You’ve probably heard the term “varicose veins” before. These refer to enlarged veins, typically in the legs. The veins may be dark blue or purple, and can appear twisted and bulging.
What Are Varicose Veins?
First we should point out that varicose veins are not always harmful. While many find them unsightly, they are often harmless. In other cases, though, they may lead to cramping and swelling, achy or heavy feelings in your legs, itching sensations around the veins, and/or worsened pain after long periods of sitting or standing. If the symptoms include the vein changing color and hardening with inflammation of the nearby skin, it indicates a particular vascular disease that requires medical attention.
Usually, exercise, compression stockings, and elevating your legs are enough to treat varicose veins’ symptoms. But, should these not work, see your doctor. Keep in mind, it’s not a bad idea to address these symptoms before pain develops.
Plenty of “common knowledge” floats around regarding what age groups are at risk for varicose veins. We intend to clear the air and expose the truths and myths of what you might have heard.

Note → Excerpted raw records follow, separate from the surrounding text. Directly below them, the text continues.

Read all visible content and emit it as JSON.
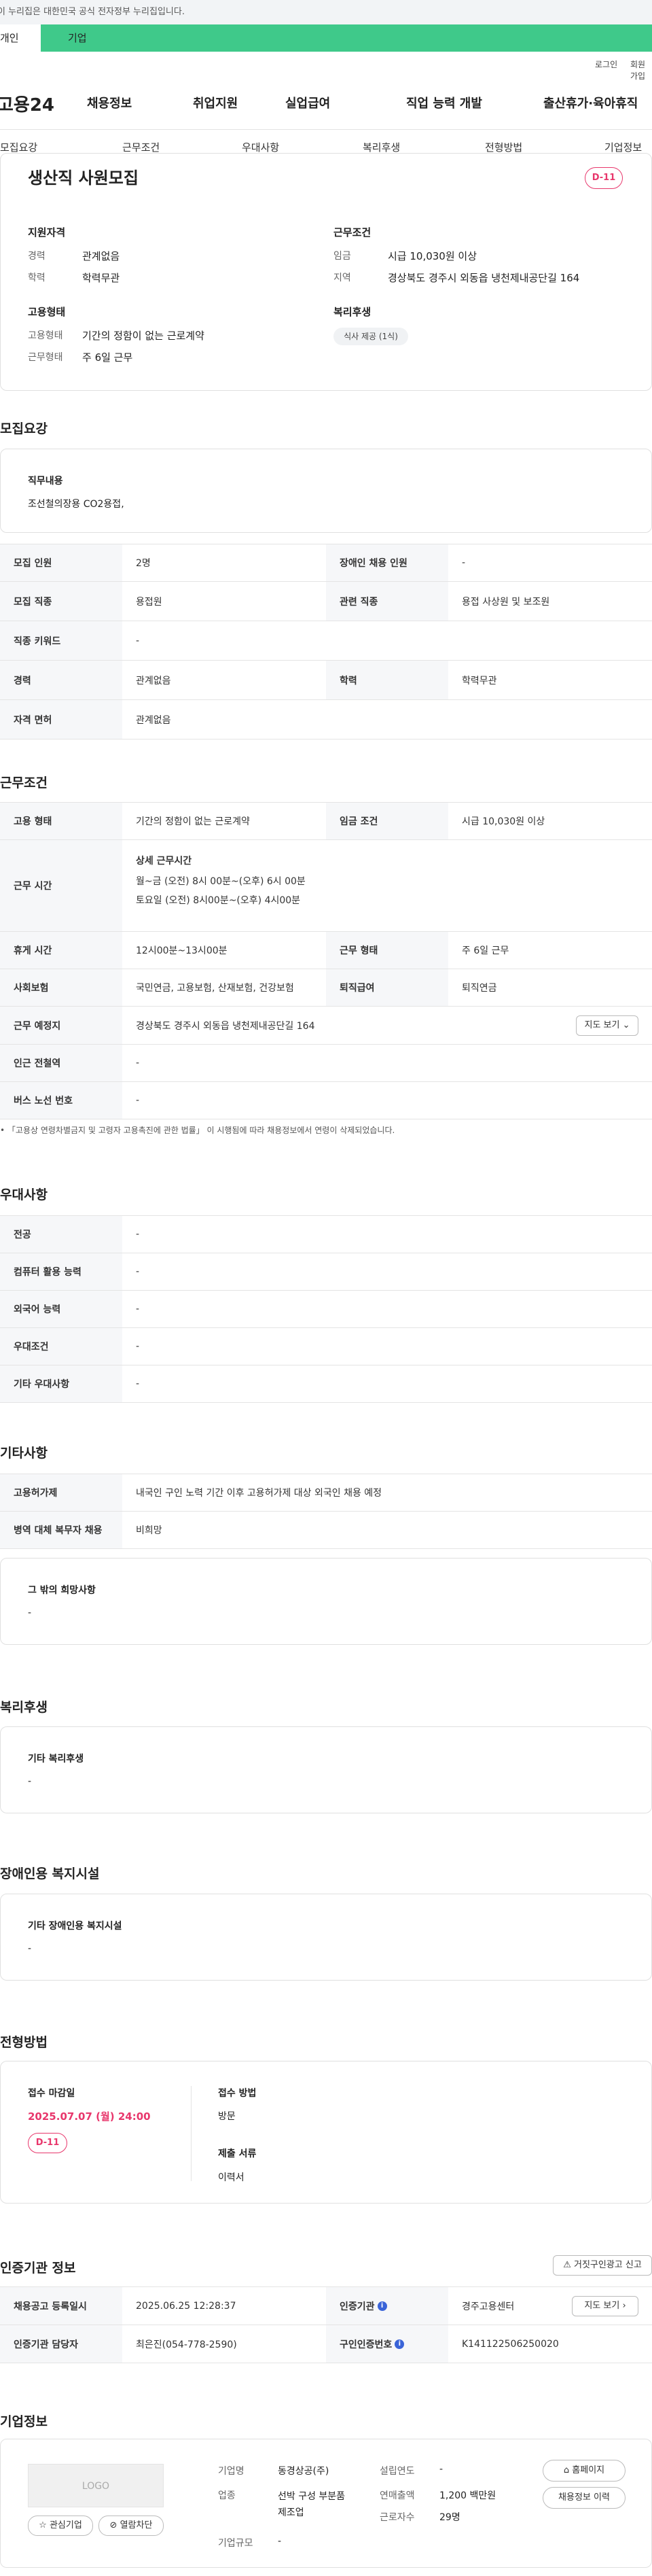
{
  "gov_banner": "이 누리집은 대한민국 공식 전자정부 누리집입니다.",
  "top_tabs": [
    "개인",
    "기업"
  ],
  "utility": [
    "로그인",
    "회원가입"
  ],
  "brand": "고용24",
  "main_nav": [
    "채용정보",
    "취업지원",
    "실업급여",
    "직업 능력 개발",
    "출산휴가·육아휴직"
  ],
  "tabs": [
    "모집요강",
    "근무조건",
    "우대사항",
    "복리후생",
    "전형방법",
    "기업정보"
  ],
  "summary": {
    "title": "생산직 사원모집",
    "dday": "D-11",
    "qual_title": "지원자격",
    "career_label": "경력",
    "career_value": "관계없음",
    "edu_label": "학력",
    "edu_value": "학력무관",
    "cond_title": "근무조건",
    "wage_label": "임금",
    "wage_value": "시급 10,030원 이상",
    "area_label": "지역",
    "area_value": "경상북도 경주시 외동읍 냉천제내공단길 164",
    "emp_title": "고용형태",
    "emp_label": "고용형태",
    "emp_value": "기간의 정함이 없는 근로계약",
    "work_label": "근무형태",
    "work_value": "주 6일 근무",
    "welfare_title": "복리후생",
    "welfare_chip": "식사 제공 (1식)"
  },
  "recruit": {
    "title": "모집요강",
    "duty_title": "직무내용",
    "duty_text": "조선철의장용 CO2용접,",
    "rows": [
      {
        "th": "모집 인원",
        "td": "2명",
        "th2": "장애인 채용 인원",
        "td2": "-"
      },
      {
        "th": "모집 직종",
        "td": "용접원",
        "th2": "관련 직종",
        "td2": "용접 사상원 및 보조원"
      },
      {
        "th": "직종 키워드",
        "td": "-"
      },
      {
        "th": "경력",
        "td": "관계없음",
        "th2": "학력",
        "td2": "학력무관"
      },
      {
        "th": "자격 면허",
        "td": "관계없음"
      }
    ]
  },
  "work": {
    "title": "근무조건",
    "r1": {
      "th": "고용 형태",
      "td": "기간의 정함이 없는 근로계약",
      "th2": "임금 조건",
      "td2": "시급 10,030원 이상"
    },
    "hours_th": "근무 시간",
    "hours_title": "상세 근무시간",
    "hours_l1": "월~금 (오전) 8시 00분~(오후) 6시 00분",
    "hours_l2": "토요일 (오전) 8시00분~(오후) 4시00분",
    "r3": {
      "th": "휴게 시간",
      "td": "12시00분~13시00분",
      "th2": "근무 형태",
      "td2": "주 6일 근무"
    },
    "r4": {
      "th": "사회보험",
      "td": "국민연금, 고용보험, 산재보험, 건강보험",
      "th2": "퇴직급여",
      "td2": "퇴직연금"
    },
    "loc_th": "근무 예정지",
    "loc_td": "경상북도 경주시 외동읍 냉천제내공단길 164",
    "map_button": "지도 보기",
    "r6": {
      "th": "인근 전철역",
      "td": "-"
    },
    "r7": {
      "th": "버스 노선 번호",
      "td": "-"
    },
    "note": "「고용상 연령차별금지 및 고령자 고용촉진에 관한 법률」 이 시행됨에 따라 채용정보에서 연령이 삭제되었습니다."
  },
  "pref": {
    "title": "우대사항",
    "rows": [
      {
        "th": "전공",
        "td": "-"
      },
      {
        "th": "컴퓨터 활용 능력",
        "td": "-"
      },
      {
        "th": "외국어 능력",
        "td": "-"
      },
      {
        "th": "우대조건",
        "td": "-"
      },
      {
        "th": "기타 우대사항",
        "td": "-"
      }
    ]
  },
  "etc": {
    "title": "기타사항",
    "r1": {
      "th": "고용허가제",
      "td": "내국인 구인 노력 기간 이후 고용허가제 대상 외국인 채용 예정"
    },
    "r2": {
      "th": "병역 대체 복무자 채용",
      "td": "비희망"
    },
    "box_title": "그 밖의 희망사항",
    "box_value": "-"
  },
  "welfare": {
    "title": "복리후생",
    "box_title": "기타 복리후생",
    "box_value": "-"
  },
  "disab": {
    "title": "장애인용 복지시설",
    "box_title": "기타 장애인용 복지시설",
    "box_value": "-"
  },
  "process": {
    "title": "전형방법",
    "deadline_label": "접수 마감일",
    "deadline": "2025.07.07 (월) 24:00",
    "dday": "D-11",
    "method_label": "접수 방법",
    "method": "방문",
    "docs_label": "제출 서류",
    "docs": "이력서"
  },
  "agency": {
    "title": "인증기관 정보",
    "report_button": "거짓구인광고 신고",
    "r1": {
      "th": "채용공고 등록일시",
      "td": "2025.06.25 12:28:37",
      "th2": "인증기관",
      "td2": "경주고용센터"
    },
    "map_button": "지도 보기",
    "r2": {
      "th": "인증기관 담당자",
      "td": "최은진(054-778-2590)",
      "th2": "구인인증번호",
      "td2": "K141122506250020"
    },
    "info_glyph": "i"
  },
  "company": {
    "title": "기업정보",
    "logo_text": "LOGO",
    "fav_button": "관심기업",
    "block_button": "열람차단",
    "name_label": "기업명",
    "name": "동경상공(주)",
    "biz_label": "업종",
    "biz": "선박 구성 부분품 제조업",
    "scale_label": "기업규모",
    "scale": "-",
    "founded_label": "설립연도",
    "founded": "-",
    "sales_label": "연매출액",
    "sales": "1,200 백만원",
    "staff_label": "근로자수",
    "staff": "29명",
    "home_button": "홈페이지",
    "history_button": "채용정보 이력"
  }
}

Age takes its toll on all of the body, including our vascular system. Our veins are filled with valves that help regulate blood flow—with time, these valves deteriorate or stop functioning with proper timing, interrupting blood flow. Blood begins to pool rather than flow, and the veins stretch as blood begins to collect where it should be flowing. This process continues as we age, so that the symptoms are usually more pronounced in older people because the condition has advanced further.
Youth and Varicose Veins
Age is a factor in varicose veins, but another major contributor to them is hereditary. Varicose veins can show up in someone whether they’re 71 or 17. If you think you may have varicose veins, look closely at your symptoms, perhaps getting an opinion from someone who doesn’t look at your legs as often as you. Are the veins in your legs apparent? Are they a deep blue or purple color? And do your legs ache or itch? If you answered “yes” to these questions, you very well could have varicose veins—don’t think you can’t just because of your age.
The good news is, treatments of varicose have become much less invasive in the past few decades. This means it’s often worthwhile to treat them while you’re young, before the symptoms worsen. Superior modern treatments mean that recurrence of varicose veins are much less likely now than before.
If you’re young and showing symptoms of varicose veins and your family has a history of them, it may be worth it to call a doctor and getting them treated now, before conditions worsen.